TASK DETAILS: In the entries below, find every line with the string "Object" and copy it.

GIVEN DATA:

● ● ● ● ●

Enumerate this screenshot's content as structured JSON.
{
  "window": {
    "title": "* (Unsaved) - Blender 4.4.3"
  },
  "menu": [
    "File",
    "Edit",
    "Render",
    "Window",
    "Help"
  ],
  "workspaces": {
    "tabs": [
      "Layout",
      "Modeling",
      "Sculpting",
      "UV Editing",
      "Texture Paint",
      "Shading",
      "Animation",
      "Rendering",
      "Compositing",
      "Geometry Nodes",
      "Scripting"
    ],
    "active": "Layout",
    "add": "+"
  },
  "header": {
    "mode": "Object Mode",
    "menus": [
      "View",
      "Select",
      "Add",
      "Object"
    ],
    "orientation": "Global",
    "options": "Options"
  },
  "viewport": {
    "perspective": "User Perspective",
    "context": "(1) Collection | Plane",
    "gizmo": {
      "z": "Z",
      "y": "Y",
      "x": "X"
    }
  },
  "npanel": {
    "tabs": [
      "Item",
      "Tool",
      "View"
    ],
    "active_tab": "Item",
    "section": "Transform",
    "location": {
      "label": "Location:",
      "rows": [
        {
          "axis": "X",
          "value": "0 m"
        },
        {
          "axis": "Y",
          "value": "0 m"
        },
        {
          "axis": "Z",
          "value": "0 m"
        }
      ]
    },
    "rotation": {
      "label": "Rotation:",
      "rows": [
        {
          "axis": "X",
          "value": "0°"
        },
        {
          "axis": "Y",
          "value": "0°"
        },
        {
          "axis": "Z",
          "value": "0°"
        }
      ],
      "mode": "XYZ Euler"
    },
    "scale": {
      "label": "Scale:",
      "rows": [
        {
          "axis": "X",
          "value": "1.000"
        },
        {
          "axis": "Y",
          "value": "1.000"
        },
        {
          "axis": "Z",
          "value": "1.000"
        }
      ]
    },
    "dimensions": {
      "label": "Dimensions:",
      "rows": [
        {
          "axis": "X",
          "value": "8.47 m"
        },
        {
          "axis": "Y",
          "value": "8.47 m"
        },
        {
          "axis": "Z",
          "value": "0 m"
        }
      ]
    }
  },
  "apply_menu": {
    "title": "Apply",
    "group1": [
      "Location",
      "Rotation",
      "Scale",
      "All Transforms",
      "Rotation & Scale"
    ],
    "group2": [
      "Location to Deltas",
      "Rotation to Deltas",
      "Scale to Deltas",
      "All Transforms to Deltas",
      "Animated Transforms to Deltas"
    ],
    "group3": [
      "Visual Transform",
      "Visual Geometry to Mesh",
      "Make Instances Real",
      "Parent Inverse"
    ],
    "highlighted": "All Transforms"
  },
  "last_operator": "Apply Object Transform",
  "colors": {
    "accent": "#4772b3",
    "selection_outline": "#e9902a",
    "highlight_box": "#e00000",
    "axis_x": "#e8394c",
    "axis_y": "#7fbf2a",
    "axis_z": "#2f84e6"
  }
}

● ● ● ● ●

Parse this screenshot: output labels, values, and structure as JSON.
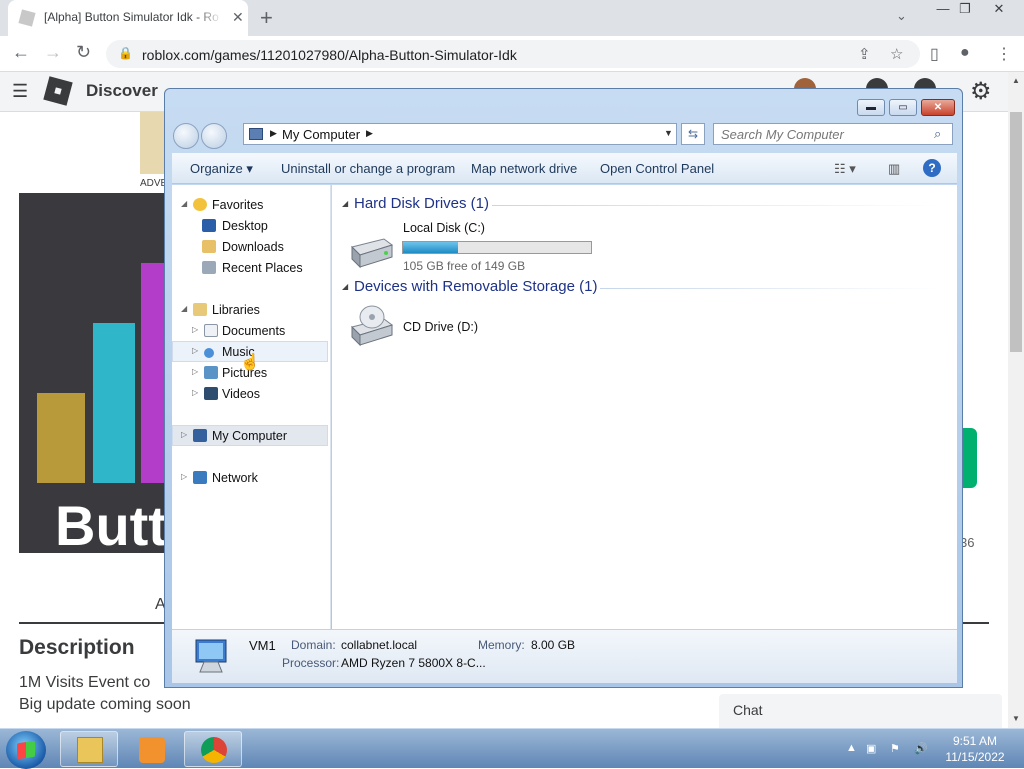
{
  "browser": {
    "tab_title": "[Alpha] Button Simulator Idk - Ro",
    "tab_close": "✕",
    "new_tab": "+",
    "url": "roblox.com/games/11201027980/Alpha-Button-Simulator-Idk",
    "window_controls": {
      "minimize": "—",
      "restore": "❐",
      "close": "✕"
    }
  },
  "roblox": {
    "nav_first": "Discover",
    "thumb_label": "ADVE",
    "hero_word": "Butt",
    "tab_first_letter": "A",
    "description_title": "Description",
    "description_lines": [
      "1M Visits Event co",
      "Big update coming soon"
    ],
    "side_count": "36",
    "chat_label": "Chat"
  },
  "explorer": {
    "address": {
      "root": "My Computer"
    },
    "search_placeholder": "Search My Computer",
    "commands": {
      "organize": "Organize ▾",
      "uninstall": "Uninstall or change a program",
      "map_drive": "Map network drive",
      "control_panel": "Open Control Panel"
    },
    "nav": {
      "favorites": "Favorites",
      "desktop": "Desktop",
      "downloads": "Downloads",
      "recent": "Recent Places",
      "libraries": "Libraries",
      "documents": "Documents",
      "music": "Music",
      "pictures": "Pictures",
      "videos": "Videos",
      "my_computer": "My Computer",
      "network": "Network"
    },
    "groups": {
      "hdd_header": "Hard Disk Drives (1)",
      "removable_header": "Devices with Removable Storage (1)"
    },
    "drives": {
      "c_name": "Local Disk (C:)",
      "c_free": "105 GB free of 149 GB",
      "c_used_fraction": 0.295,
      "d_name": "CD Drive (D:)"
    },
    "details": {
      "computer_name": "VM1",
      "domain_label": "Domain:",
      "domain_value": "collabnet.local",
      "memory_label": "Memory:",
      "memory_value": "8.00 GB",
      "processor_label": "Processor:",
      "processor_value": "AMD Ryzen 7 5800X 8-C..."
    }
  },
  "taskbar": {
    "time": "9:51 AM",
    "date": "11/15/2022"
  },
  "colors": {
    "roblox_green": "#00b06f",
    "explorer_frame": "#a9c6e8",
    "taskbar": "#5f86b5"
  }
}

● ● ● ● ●

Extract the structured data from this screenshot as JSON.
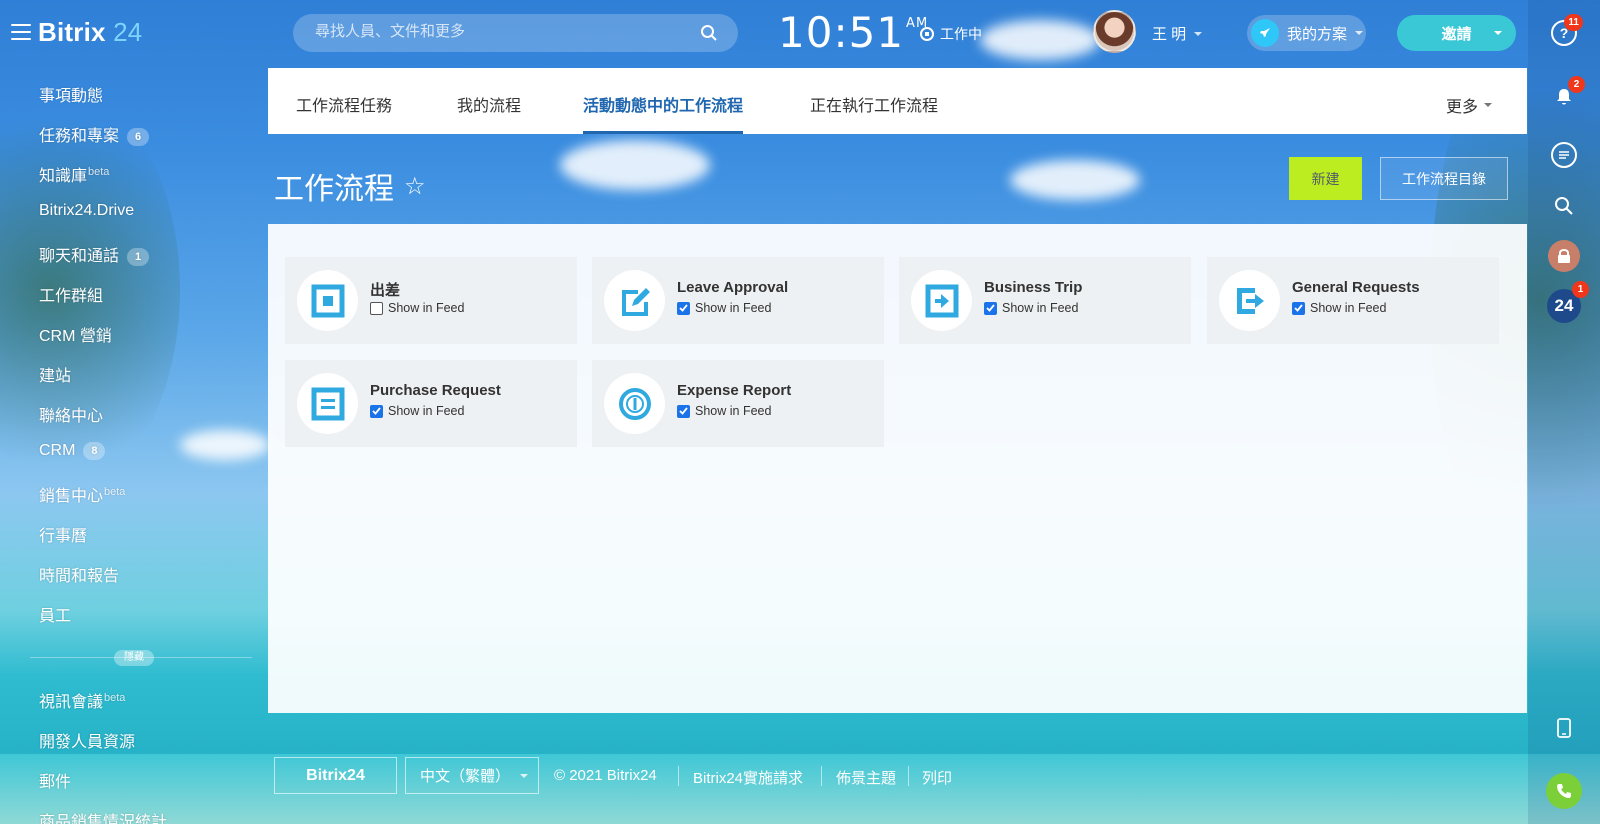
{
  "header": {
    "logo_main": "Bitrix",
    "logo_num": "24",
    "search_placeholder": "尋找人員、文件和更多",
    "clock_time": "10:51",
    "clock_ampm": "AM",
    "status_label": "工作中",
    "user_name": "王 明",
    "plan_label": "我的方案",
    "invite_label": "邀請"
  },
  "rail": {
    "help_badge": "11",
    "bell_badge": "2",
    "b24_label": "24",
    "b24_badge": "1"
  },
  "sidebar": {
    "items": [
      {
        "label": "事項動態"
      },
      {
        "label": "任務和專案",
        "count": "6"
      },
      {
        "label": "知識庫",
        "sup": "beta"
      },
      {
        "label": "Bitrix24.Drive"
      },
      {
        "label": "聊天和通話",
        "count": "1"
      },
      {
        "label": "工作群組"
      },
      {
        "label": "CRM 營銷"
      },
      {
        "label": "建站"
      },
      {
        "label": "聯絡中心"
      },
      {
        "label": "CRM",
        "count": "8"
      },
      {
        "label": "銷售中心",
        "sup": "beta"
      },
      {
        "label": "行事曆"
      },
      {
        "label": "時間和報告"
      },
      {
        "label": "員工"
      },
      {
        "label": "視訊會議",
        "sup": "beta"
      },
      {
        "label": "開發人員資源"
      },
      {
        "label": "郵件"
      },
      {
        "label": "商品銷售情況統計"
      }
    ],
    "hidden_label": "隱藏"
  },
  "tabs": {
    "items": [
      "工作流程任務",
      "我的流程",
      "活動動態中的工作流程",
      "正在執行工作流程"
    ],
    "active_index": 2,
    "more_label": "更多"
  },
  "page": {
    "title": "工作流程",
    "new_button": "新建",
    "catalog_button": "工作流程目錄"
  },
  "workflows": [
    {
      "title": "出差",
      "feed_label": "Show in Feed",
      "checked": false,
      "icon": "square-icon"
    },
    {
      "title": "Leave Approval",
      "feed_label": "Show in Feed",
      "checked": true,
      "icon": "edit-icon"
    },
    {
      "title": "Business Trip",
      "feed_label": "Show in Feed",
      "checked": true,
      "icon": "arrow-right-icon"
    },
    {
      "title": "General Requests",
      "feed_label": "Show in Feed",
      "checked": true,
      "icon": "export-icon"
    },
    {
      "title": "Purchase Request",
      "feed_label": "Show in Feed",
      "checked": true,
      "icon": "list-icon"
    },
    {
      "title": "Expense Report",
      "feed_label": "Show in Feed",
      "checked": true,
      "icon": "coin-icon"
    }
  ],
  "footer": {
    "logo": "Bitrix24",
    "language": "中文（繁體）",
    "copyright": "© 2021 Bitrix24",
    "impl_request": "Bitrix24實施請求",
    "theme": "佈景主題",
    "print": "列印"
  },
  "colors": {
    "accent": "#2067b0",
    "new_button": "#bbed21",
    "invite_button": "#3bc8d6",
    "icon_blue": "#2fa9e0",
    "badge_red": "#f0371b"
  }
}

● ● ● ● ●

OUTPUT FOR THIS TASK:
    "mode": "Object Mode",
      "Object"
  "last_operator": "Apply Object Transform",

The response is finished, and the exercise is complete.